Archive for December, 2009

What Women Want

Monday, December 14th, 2009

Guys, pay attention. Some of you have asked me this question, and some of you just need to hear this. Before you go out and buy your wife a vacuum cleaner for Christmas and then scratch your head when she wears her flannel chastity belt to bed on Christmas night, I’m going to answer that age old question: What do women want?
The #1 complaint about husbands among my friends married for more than 5 years is lack of attention. A man thinks that since he told her he loves her, bought her a ring, married her for heaven’s sake, got her a house, gave her children, mowed the lawn and took out the garbage, she should know he loves her. He wouldn’t do those things if he didn’t.
Sorry, men. DOING LOVE IS NOT ENOUGH. Women need to hear it. Sincerely and often. They need, especially after babies and weight gain and gray hair and cellulite, to feel desired. This is not just i love you and a peck on the cheek on the way out the door, or sleepy sex when you’re both worn out and in a hurry. She needs to feel that you are still turned on by her, that she’s still the only woman you want, even if she’s tired or old or fat, etc. She needs to be touched when you aren’t in bed. She needs whispered promises and longing eye contact.
To feel beautiful if only in your eyes.
Your woman wants to know that you can still see her. Not the mother, not the good wife, but the woman you fell in love with. And in the times when you can’t see her that way anymore, you need to find her again. Date her, leave her notes, court her, and you’ll fall in love again, because the woman you loved is still there behind the wife and mother that hide her. If you keep looking for her all your life, your reward will be a wife who will give you anything you want, whenever you want it, for the rest of your life. Because that’s all she really wants, for Christmas and the whole rest of the year.

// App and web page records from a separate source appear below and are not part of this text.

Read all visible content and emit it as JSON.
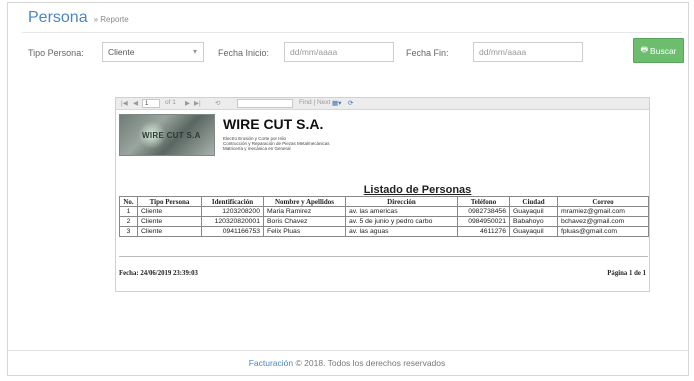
{
  "header": {
    "title": "Persona",
    "breadcrumb": "» Reporte"
  },
  "filters": {
    "tipo_persona_label": "Tipo Persona:",
    "tipo_persona_value": "Cliente",
    "fecha_inicio_label": "Fecha Inicio:",
    "fecha_inicio_placeholder": "dd/mm/aaaa",
    "fecha_fin_label": "Fecha Fin:",
    "fecha_fin_placeholder": "dd/mm/aaaa",
    "buscar_label": "Buscar"
  },
  "report_toolbar": {
    "page_value": "1",
    "page_of": "of 1",
    "find_next": "Find | Next"
  },
  "report": {
    "logo_text": "WIRE CUT S.A",
    "company": "WIRE CUT S.A.",
    "lines": [
      "Electro Erosión y Corte por Hilo",
      "Contrucción y Reparación de Piezas Metalmecánicas",
      "Matricería y mecánica en General"
    ],
    "list_title": "Listado de Personas",
    "columns": [
      "No.",
      "Tipo Persona",
      "Identificación",
      "Nombre y Apellidos",
      "Dirección",
      "Teléfono",
      "Ciudad",
      "Correo"
    ],
    "rows": [
      [
        "1",
        "Cliente",
        "1203208200",
        "Maria Ramirez",
        "av. las americas",
        "0982738456",
        "Guayaquil",
        "mramiez@gmail.com"
      ],
      [
        "2",
        "Cliente",
        "120320820001",
        "Boris Chavez",
        "av. 5 de junio y pedro carbo",
        "0984950021",
        "Babahoyo",
        "bchavez@gmail.com"
      ],
      [
        "3",
        "Cliente",
        "0941166753",
        "Felix Pluas",
        "av. las aguas",
        "4611276",
        "Guayaquil",
        "fpluas@gmail.com"
      ]
    ],
    "fecha": "Fecha: 24/06/2019 23:39:03",
    "pagina": "Página 1 de 1"
  },
  "footer": {
    "brand": "Facturación",
    "text": "© 2018. Todos los derechos reservados"
  },
  "colors": {
    "accent": "#4a86c5",
    "button": "#6dbd6f"
  },
  "icons": {
    "buscar": "print-icon",
    "select": "chevron-down-icon"
  }
}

The Tip of the Day

Monday, December 7th, 2009

Who invented tipping? How did such a silly system get started, who makes the rules, and why are they in charge of my money? I’d love to know who “they” are so I can ask some questions that never seem to be answered.

Who gets tipped? Who decided who gets tipped? You tip the waitress, but not the cook. Tip your hairdresser but not if she owns the salon. Tip the paperboy, but what if you pay your bill by mail? I never see the paperboy. If he gets no tip, he won’t know if it’s because he leaves the paper in the bushes every day or if I’m just cheap. I never have a chance to tell him.

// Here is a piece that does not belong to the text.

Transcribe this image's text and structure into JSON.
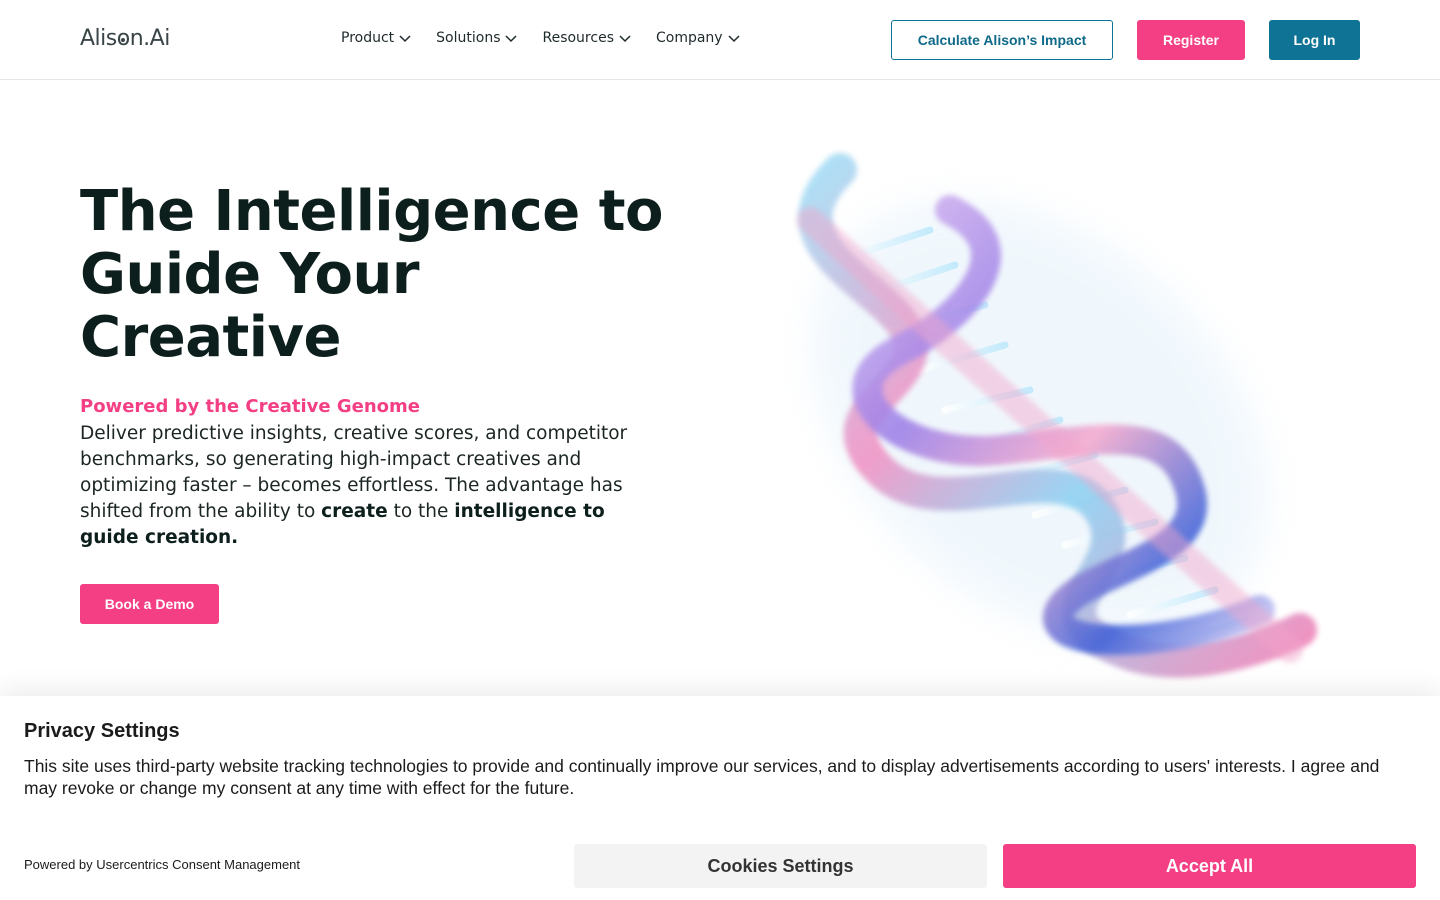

Cab drivers get tipped. Bus drivers don’t. Bus drivers have a harder job! And what if the cab driver owns his cab, is that like the hairdresser who owns the salon? How would you know if he owned the cab?

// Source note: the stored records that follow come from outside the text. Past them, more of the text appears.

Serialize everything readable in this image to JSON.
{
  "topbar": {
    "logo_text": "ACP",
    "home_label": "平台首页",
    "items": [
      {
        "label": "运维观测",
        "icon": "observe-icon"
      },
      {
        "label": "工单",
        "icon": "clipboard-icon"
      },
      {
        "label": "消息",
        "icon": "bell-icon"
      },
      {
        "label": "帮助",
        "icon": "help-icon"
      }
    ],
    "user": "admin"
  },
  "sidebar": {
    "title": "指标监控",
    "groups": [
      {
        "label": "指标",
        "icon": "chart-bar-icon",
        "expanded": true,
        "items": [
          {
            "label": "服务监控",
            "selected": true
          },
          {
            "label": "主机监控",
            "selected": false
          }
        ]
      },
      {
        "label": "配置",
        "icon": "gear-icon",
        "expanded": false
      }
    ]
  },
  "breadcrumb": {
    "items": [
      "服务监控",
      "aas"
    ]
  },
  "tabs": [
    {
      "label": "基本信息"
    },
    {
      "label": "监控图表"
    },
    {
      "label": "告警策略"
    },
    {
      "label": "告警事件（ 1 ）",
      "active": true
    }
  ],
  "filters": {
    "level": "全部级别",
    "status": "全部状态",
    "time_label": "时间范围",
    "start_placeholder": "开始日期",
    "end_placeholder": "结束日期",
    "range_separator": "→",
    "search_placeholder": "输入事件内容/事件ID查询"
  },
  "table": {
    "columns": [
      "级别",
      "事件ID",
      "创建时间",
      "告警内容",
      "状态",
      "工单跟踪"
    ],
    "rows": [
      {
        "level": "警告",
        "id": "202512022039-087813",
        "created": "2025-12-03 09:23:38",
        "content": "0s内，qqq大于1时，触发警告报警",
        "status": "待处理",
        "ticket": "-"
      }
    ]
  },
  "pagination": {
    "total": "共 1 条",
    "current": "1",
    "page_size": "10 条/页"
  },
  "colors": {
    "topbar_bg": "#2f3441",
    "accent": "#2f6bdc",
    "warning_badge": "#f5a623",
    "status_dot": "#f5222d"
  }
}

When I was a waitress, a hundred years ago, we expected a ten percent tip. We were very happy when we got fifteen percent and anything higher was like Christmas. Dinner for four might be around $20, and if we got $2 that was fine. Now, dinner for four at the same kind of place is probably $40, and a $4 tip would equal the percentage we got back then. Dinner is twice as much, the waitress gets twice the tip. But the wait staff expects $6 to $8 instead. Inflation, they say. But if food prices are inflated, tips are automatically higher at the same percentage. Why did the percentage increase?

And why do we tip based on the check anyway? I have had dinner recently with the same friend at the same restaurant several times. One evening, we had steaks and appetizers, and the meal was fairly expensive. More recently, we had sandwiches, and our bill was less than half what we’d paid before. We were in the same restaurant, in the same room, the waitress did the same amount of work waiting on us, and we stayed about the same length of time. So one evening, she earned $4 for waiting on us, while another she earned $8, and the only difference was the type of food she carried out to us. Not only is that senseless to me, it’s unfair to her! While we sat at her table in the crowded room, other diners came in and ordered expensive meals, but she missed the bigger tips because we weren’t that hungry. Why don’t we tip based on length of time at the table or how many trips the wait staff makes to refill glasses and bread and get your steak cooked correctly? (Actually, I do base my tip on these things. Why doesn’t everyone?)

I don’t want to search for the sign that says not to tip the valet, or figure out how many bags I have to know what to tip the bellman. I don’t want to decide if the doorman has done enough to merit a tip or just a thank you, and what do I do with the concierge? People, let’s rebel! There is enough anxiety in the world. We should be enjoying the strolling violinist, not thinking about whether we have to tip him. If Congress wants to pass a helpful wage law, how about one that makes businesses pay people who work for them and outlaws tipping? It’s always right to smile and thank someone for good service. It’s extra nice to send a note to management complimenting an employee who has provided excellent service. Let’s spare them the insult of not being tipped correctly by someone who couldn’t decide what tip was expected!